Additionally, BTT research has been carried out in collaboration with Dr. Robert Gochman and Dr. Alexander Arroyo, Department of Pediatrics and Emergency Medicine, Long Island Jewish Medical Center and Albert Einstein College of Medicine, New Hyde Park, NY, and Dr. Joseph McIsaac, Department of Anesthesiology, University of Connecticut School of Medicine, Hartford, CT.
We are aware of one publication from the UK on the calibration errors in some infrared ear thermometers. It is from the UK’s National Physical Laboratory (NPL):
Tympanic thermometer performance validation by use of a body temperature fixed point blackbody.
Machin, G, Simpson, R?? ( Proc. SPIE – Int. Soc. Opt. Eng., 2003, 5073, 51-)
The Center for Disease Control (CDC) database yields only one result in searches for “Ear Thermometer”
That publication provides the following list of related references with online links:
- Kaydos-Daniels SC, Olowokure B, Chang HJ, Barwick RS, Deng JF, Kuo SH, et al.; SARS International Field Team. Body temperature monitoring and SARS fever hotline. Emerg Infect Dis. 2004;10:373???6.
- Chng SY, Chia F, Leong KK, Kwang YPK, Ma S, Lee BW, et al. Mandatory temperature monitoring in schools during SARS. Arch Dis Child. 2004;89:738???9. PubMed DOI
- St John RK, King A, de Jong D, Brodie-Collins M, Squires SG, Tam TW. Border screening for SARS. Emerg Infect Dis. 2005;11:6???10.
- Hughes WT, Patterson GG, Thronton D, Williams BJ, Lott L, Dodge R. Detection of fever with infrared thermometry: a feasibility study. J Infect Dis. 1985;152:301???6.
- Ng EY, Kaw GJ, Chang WM. Analysis of IR thermal imager for mass blind fever screening. Microvasc Res. 2004;68:104???9. PubMed DOI

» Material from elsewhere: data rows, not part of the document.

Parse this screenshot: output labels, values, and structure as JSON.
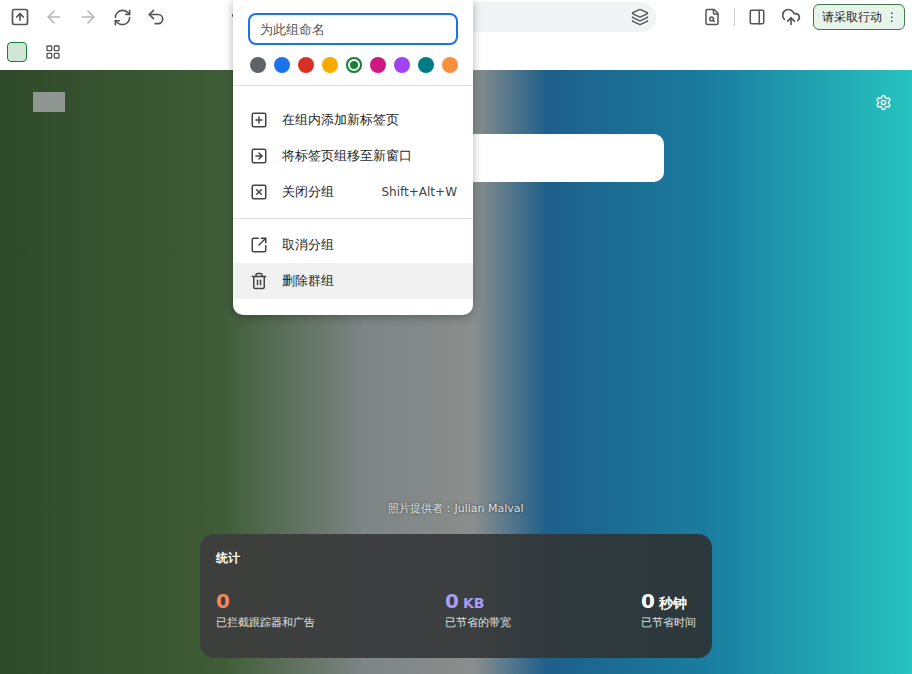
{
  "toolbar": {
    "nav": {
      "back": {
        "disabled": true
      },
      "forward": {
        "disabled": true
      }
    },
    "action_button": {
      "label": "请采取行动",
      "menu_glyph": "⋮"
    }
  },
  "tab_group_menu": {
    "name_placeholder": "为此组命名",
    "colors": [
      {
        "color": "#5f6368",
        "selected": false
      },
      {
        "color": "#1a73e8",
        "selected": false
      },
      {
        "color": "#d93025",
        "selected": false
      },
      {
        "color": "#f9ab00",
        "selected": false
      },
      {
        "color": "#188038",
        "selected": true
      },
      {
        "color": "#d01884",
        "selected": false
      },
      {
        "color": "#a142f4",
        "selected": false
      },
      {
        "color": "#007b83",
        "selected": false
      },
      {
        "color": "#fa903e",
        "selected": false
      }
    ],
    "sections": [
      [
        {
          "label": "在组内添加新标签页",
          "kind": "add",
          "hovered": false
        },
        {
          "label": "将标签页组移至新窗口",
          "kind": "move",
          "hovered": false
        },
        {
          "label": "关闭分组",
          "kind": "close",
          "shortcut": "Shift+Alt+W",
          "hovered": false
        }
      ],
      [
        {
          "label": "取消分组",
          "kind": "ungroup",
          "hovered": false
        },
        {
          "label": "删除群组",
          "kind": "delete",
          "hovered": true
        }
      ]
    ]
  },
  "new_tab_page": {
    "photo_credit": "照片提供者：Julian Malval",
    "stats": {
      "title": "统计",
      "items": [
        {
          "value": "0",
          "unit": "",
          "label": "已拦截跟踪器和广告",
          "color": "#f4845f"
        },
        {
          "value": "0",
          "unit": "KB",
          "label": "已节省的带宽",
          "color": "#a99cf5"
        },
        {
          "value": "0",
          "unit": "秒钟",
          "label": "已节省时间",
          "color": "#ffffff"
        }
      ]
    }
  }
}
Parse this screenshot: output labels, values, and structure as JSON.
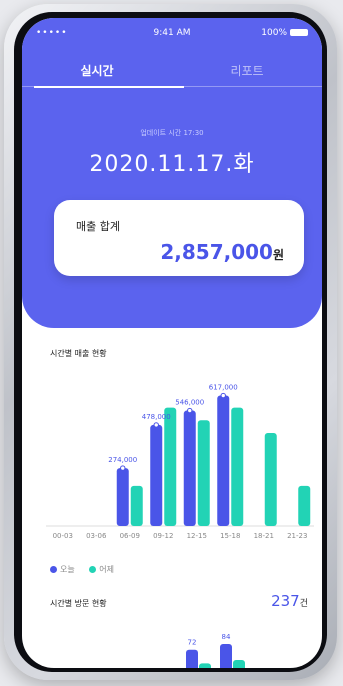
{
  "status_bar": {
    "signal": "•••••",
    "time": "9:41 AM",
    "battery": "100%"
  },
  "tabs": [
    {
      "label": "실시간"
    },
    {
      "label": "리포트"
    }
  ],
  "header": {
    "updated": "업데이트 시간 17:30",
    "date": "2020.11.17.화"
  },
  "summary": {
    "label": "매출 합계",
    "value": "2,857,000",
    "unit": "원"
  },
  "chart_section": {
    "title": "시간별 매출 현황"
  },
  "visits_section": {
    "title": "시간별 방문 현황",
    "value": "237",
    "unit": "건"
  },
  "colors": {
    "accent": "#5b63ee",
    "today": "#4a55e8",
    "yesterday": "#22d3b5"
  },
  "chart_data": {
    "type": "bar",
    "categories": [
      "00-03",
      "03-06",
      "06-09",
      "09-12",
      "12-15",
      "15-18",
      "18-21",
      "21-23"
    ],
    "series": [
      {
        "name": "오늘",
        "values": [
          0,
          0,
          274000,
          478000,
          546000,
          617000,
          null,
          null
        ]
      },
      {
        "name": "어제",
        "values": [
          0,
          0,
          190000,
          560000,
          500000,
          560000,
          440000,
          190000
        ]
      }
    ],
    "data_labels": [
      "",
      "",
      "274,000",
      "478,000",
      "546,000",
      "617,000",
      "",
      ""
    ],
    "ylim": [
      0,
      700000
    ],
    "legend": "bottom-left"
  },
  "visits_chart": {
    "type": "bar",
    "labels": [
      "72",
      "84"
    ],
    "values": [
      72,
      84
    ]
  }
}
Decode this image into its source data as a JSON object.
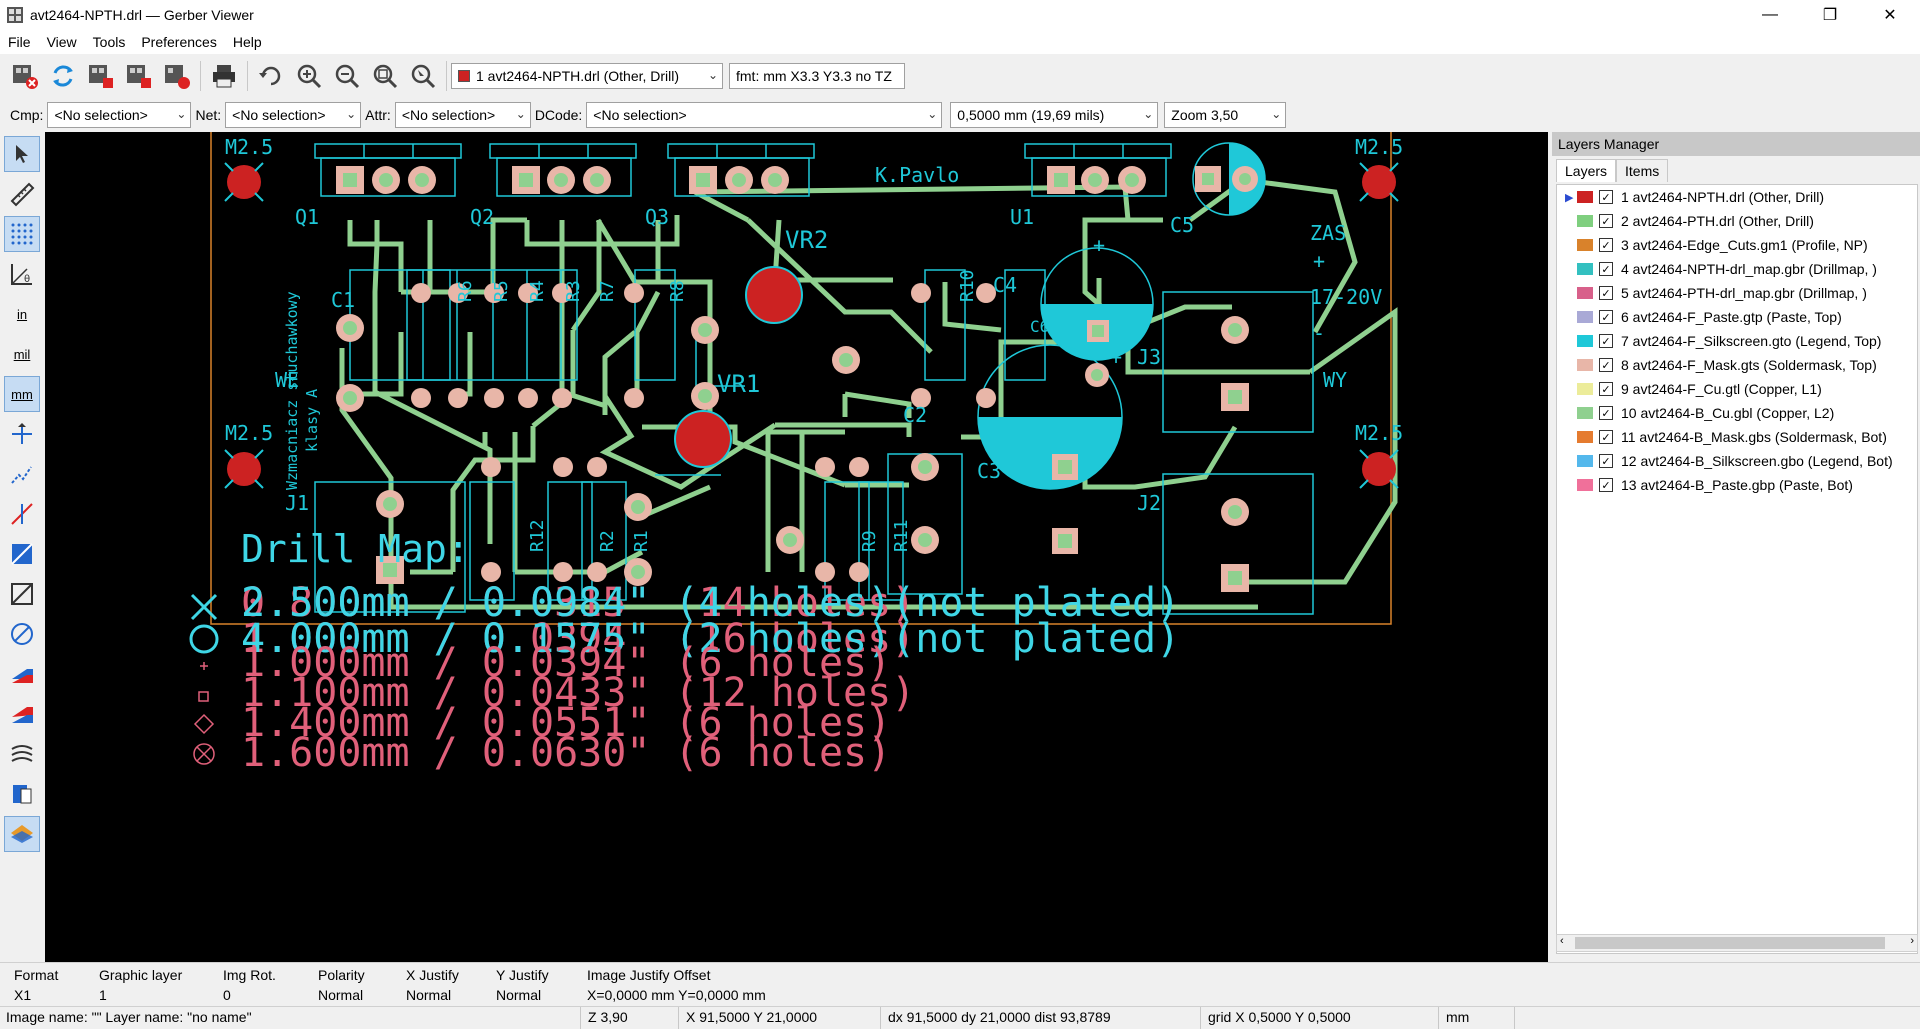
{
  "window": {
    "title": "avt2464-NPTH.drl — Gerber Viewer",
    "minimize_glyph": "—",
    "maximize_glyph": "❐",
    "close_glyph": "✕"
  },
  "menu": [
    "File",
    "View",
    "Tools",
    "Preferences",
    "Help"
  ],
  "toolbar": {
    "active_layer": "1 avt2464-NPTH.drl (Other, Drill)",
    "active_layer_color": "#cc2222",
    "format": "fmt: mm X3.3 Y3.3 no TZ"
  },
  "filter_bar": {
    "cmp_label": "Cmp:",
    "cmp_value": "<No selection>",
    "net_label": "Net:",
    "net_value": "<No selection>",
    "attr_label": "Attr:",
    "attr_value": "<No selection>",
    "dcode_label": "DCode:",
    "dcode_value": "<No selection>",
    "grid_value": "0,5000 mm (19,69 mils)",
    "zoom_value": "Zoom 3,50"
  },
  "left_toolbar": {
    "in_label": "in",
    "mil_label": "mil",
    "mm_label": "mm"
  },
  "board": {
    "labels": {
      "m25": "M2.5",
      "q1": "Q1",
      "q2": "Q2",
      "q3": "Q3",
      "u1": "U1",
      "author": "K.Pavlo",
      "vr2": "VR2",
      "vr1": "VR1",
      "c5": "C5",
      "zas": "ZAS",
      "plus": "+",
      "voltage": "17-20V",
      "minus": "-",
      "c1": "C1",
      "c2": "C2",
      "c3": "C3",
      "c4": "C4",
      "c6": "C6",
      "r6": "R6",
      "r5": "R5",
      "r4": "R4",
      "r3": "R3",
      "r7": "R7",
      "r8": "R8",
      "r10": "R10",
      "r12": "R12",
      "r2": "R2",
      "r1": "R1",
      "r9": "R9",
      "r11": "R11",
      "j1": "J1",
      "j2": "J2",
      "j3": "J3",
      "we": "WE",
      "wy": "WY",
      "side_text_1": "Wzmacniacz słuchawkowy",
      "side_text_2": "klasy A"
    }
  },
  "drill_map": {
    "title": "Drill Map:",
    "rows": [
      {
        "text": "2.500mm / 0.0984\" (4 holes)(not plated)",
        "color": "#3fd6e6"
      },
      {
        "text": "4.000mm / 0.1575\" (2 holes)(not plated)",
        "color": "#3fd6e6"
      },
      {
        "text": "1.000mm / 0.0394\" (6 holes)",
        "color": "#e0607a"
      },
      {
        "text": "1.100mm / 0.0433\" (12 holes)",
        "color": "#e0607a"
      },
      {
        "text": "1.400mm / 0.0551\" (6 holes)",
        "color": "#e0607a"
      },
      {
        "text": "1.600mm / 0.0630\" (6 holes)",
        "color": "#e0607a"
      }
    ],
    "overlay_rows": [
      {
        "text": "0.800mm / 0.0315\" (14 holes)",
        "color": "#e0607a"
      },
      {
        "text": "1.000mm / 0.0394\" (16 holes)",
        "color": "#e0607a"
      }
    ]
  },
  "layers_manager": {
    "title": "Layers Manager",
    "tabs": [
      "Layers",
      "Items"
    ],
    "layers": [
      {
        "label": "1 avt2464-NPTH.drl (Other, Drill)",
        "color": "#cc2222",
        "active": true
      },
      {
        "label": "2 avt2464-PTH.drl (Other, Drill)",
        "color": "#7fcf7f"
      },
      {
        "label": "3 avt2464-Edge_Cuts.gm1 (Profile, NP)",
        "color": "#d9822b"
      },
      {
        "label": "4 avt2464-NPTH-drl_map.gbr (Drillmap, )",
        "color": "#33c0c0"
      },
      {
        "label": "5 avt2464-PTH-drl_map.gbr (Drillmap, )",
        "color": "#d8608a"
      },
      {
        "label": "6 avt2464-F_Paste.gtp (Paste, Top)",
        "color": "#a9a9d6"
      },
      {
        "label": "7 avt2464-F_Silkscreen.gto (Legend, Top)",
        "color": "#1fc8d8"
      },
      {
        "label": "8 avt2464-F_Mask.gts (Soldermask, Top)",
        "color": "#e8b6a8"
      },
      {
        "label": "9 avt2464-F_Cu.gtl (Copper, L1)",
        "color": "#ecec9a"
      },
      {
        "label": "10 avt2464-B_Cu.gbl (Copper, L2)",
        "color": "#8fd08f"
      },
      {
        "label": "11 avt2464-B_Mask.gbs (Soldermask, Bot)",
        "color": "#e57b2f"
      },
      {
        "label": "12 avt2464-B_Silkscreen.gbo (Legend, Bot)",
        "color": "#54b8ec"
      },
      {
        "label": "13 avt2464-B_Paste.gbp (Paste, Bot)",
        "color": "#f0709a"
      }
    ]
  },
  "status": {
    "format_h": "Format",
    "format_v": "X1",
    "graphic_layer_h": "Graphic layer",
    "graphic_layer_v": "1",
    "img_rot_h": "Img Rot.",
    "img_rot_v": "0",
    "polarity_h": "Polarity",
    "polarity_v": "Normal",
    "xjustify_h": "X Justify",
    "xjustify_v": "Normal",
    "yjustify_h": "Y Justify",
    "yjustify_v": "Normal",
    "offset_h": "Image Justify Offset",
    "offset_v": "X=0,0000 mm Y=0,0000 mm",
    "image_name": "Image name: \"\"  Layer name: \"no name\"",
    "zoom": "Z 3,90",
    "xy": "X 91,5000  Y 21,0000",
    "delta": "dx 91,5000  dy 21,0000  dist 93,8789",
    "grid": "grid X 0,5000  Y 0,5000",
    "units": "mm"
  },
  "colors": {
    "canvas_bg": "#000000",
    "trace": "#8fd08f",
    "silk": "#1fc8d8",
    "mask_pad": "#e8b6a8",
    "npth": "#cc2222",
    "edge": "#d9822b",
    "drill_cyan": "#3fd6e6",
    "drill_pink": "#e0607a"
  }
}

- Wong JJ. Non-contact infrared thermal images for mass fever screening???state of the art or myth? Hong Kong Med J. 2006;12:242???3.
- Erickson RS, Meyer LT. Accuracy of infrared ear thermometry and other temperature methods in adults. Am J Crit Care. 1994;3:40???54.
- Chamberlain JM, Terndrup TE, Alexander DT, Siverstone FA, Wolf-Klein G, O’Donnell R, et al. Determination of normal ear temperature with an infrared emission detection thermometer. Ann Emerg Med. 1995;25:15???20. PubMed DOI
- Rotello LC, Crawford L, Terndrup TE. Comparison of infrared ear thermometer derived and equilibrated rectal temperatures in estimating pulmonary artery temperatures. Crit Care Med. 1996;24:1501???6. PubMed DOI
- Ng DK, Chan CH, Chan EY, Kwok KL, Chow PY, Lau WF, et al. A brief report on the normal range of forehead temperature as determined by noncontact, handled, infrared thermometer. Am J Infect Control. 2005;33:227???9. PubMed DOI
- Bland JM, Altman DG. Statistical methods for assessing agreement between two methods of clinical measurement. Lancet. 1986;1:307???10.
- Degroot DW, Kenney WL. Impaired defense of core temperature in aged humans during mild cold stress. Am J Physiol Regul Integr Comp Physiol. 2007;292:R103???8. PubMed DOI
- Andersson SE, Edvinsson ML, Edvinsson L. Cutaneous vascular reactivity is reduced in aging and in heart failure: association with inflammation. Clin Sci. 2003;105:699???707. PubMed DOI